PensionerOne of the biggest gripes that people have about pensions is that if you die after you buy an annuity only a small part of the cash passes on to your spouse or partner and the rest is lost.

If you have no partner or spouse all your hard-saved money disappears into the ether. But if you could pass on your pension as part of your estate when you die, would you be more willing to save?

At the moment you can pass pretty much any asset to whomever you choose when you die, except your pension.


And it can be a pretty substantial asset. Often a person's pensions is the second largest asset they have after their home, and you wouldn't stand for the value of your home being wiped out on death.

So how could it work? Well, the government would only go for it of it could guarantee it could still tax you - after all the government isn't known for giving anyone something for nothing.

To keep the government happy the pension pot, or annuity cash, could be passed on not as easily-accessible cash to fritter away but within a pension wrapper. This means that the person who inherits the pension could only access it when they are 55 years old and it would be taxed as every pension wrapper is normally.


If you are unlucky enough to die before you retire your pension saving is usually passed over to your spouse or partner but if they then die, the pension is lost. If you had provision in your will passing that money to your children, then your cash would stay in your family.

This would effectively solve two problems; people would no longer feel that pensions were a big con because the money they saved would stay in their family. And secondly, younger generations who are struggling to save now would be able to inherit a savings pot and therefore would not be entirely reliant on the state to fund their retirement when they hit old age.

As the amount of pension savings dwindles rapidly as you move down the generations - generations that are paying off student debt and focusing on saving for housing deposits - allowing pension pots to be inherited would bridge a ever-widening savings gap.

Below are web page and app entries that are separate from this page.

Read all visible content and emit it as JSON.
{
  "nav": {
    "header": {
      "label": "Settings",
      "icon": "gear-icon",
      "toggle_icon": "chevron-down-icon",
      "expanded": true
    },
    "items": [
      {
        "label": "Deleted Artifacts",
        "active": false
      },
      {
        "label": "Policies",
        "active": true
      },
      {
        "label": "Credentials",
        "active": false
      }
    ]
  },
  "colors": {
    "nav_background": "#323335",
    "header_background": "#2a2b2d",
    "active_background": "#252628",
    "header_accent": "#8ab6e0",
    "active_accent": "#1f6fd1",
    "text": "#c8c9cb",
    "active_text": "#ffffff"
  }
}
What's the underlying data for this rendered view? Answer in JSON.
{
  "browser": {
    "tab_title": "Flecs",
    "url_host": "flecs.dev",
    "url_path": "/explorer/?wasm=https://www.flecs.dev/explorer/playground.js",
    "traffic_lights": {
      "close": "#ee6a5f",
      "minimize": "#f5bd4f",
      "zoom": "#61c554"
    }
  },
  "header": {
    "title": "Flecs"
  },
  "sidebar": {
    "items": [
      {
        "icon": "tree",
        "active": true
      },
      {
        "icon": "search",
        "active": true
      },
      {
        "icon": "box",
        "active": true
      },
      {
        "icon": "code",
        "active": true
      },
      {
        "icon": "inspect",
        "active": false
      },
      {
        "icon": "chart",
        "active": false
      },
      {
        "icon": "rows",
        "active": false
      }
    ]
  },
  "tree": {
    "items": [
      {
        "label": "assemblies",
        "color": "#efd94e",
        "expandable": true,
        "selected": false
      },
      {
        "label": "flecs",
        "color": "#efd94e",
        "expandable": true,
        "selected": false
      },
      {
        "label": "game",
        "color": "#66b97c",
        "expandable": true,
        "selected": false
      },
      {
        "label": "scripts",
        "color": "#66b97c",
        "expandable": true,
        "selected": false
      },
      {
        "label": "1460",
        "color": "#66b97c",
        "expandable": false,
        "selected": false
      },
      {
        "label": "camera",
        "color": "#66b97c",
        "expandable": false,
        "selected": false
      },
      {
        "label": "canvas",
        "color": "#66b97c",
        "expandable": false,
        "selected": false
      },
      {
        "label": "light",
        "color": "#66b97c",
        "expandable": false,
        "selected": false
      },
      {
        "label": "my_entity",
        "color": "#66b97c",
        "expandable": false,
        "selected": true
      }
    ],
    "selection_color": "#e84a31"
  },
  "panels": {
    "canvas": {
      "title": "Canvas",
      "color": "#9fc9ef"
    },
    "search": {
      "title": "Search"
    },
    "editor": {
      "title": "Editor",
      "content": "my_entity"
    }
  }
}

Passing assets that you own onto your children may not seem like a radical idea but when it comes to pensions, it could be the kick-start that they need.

More stories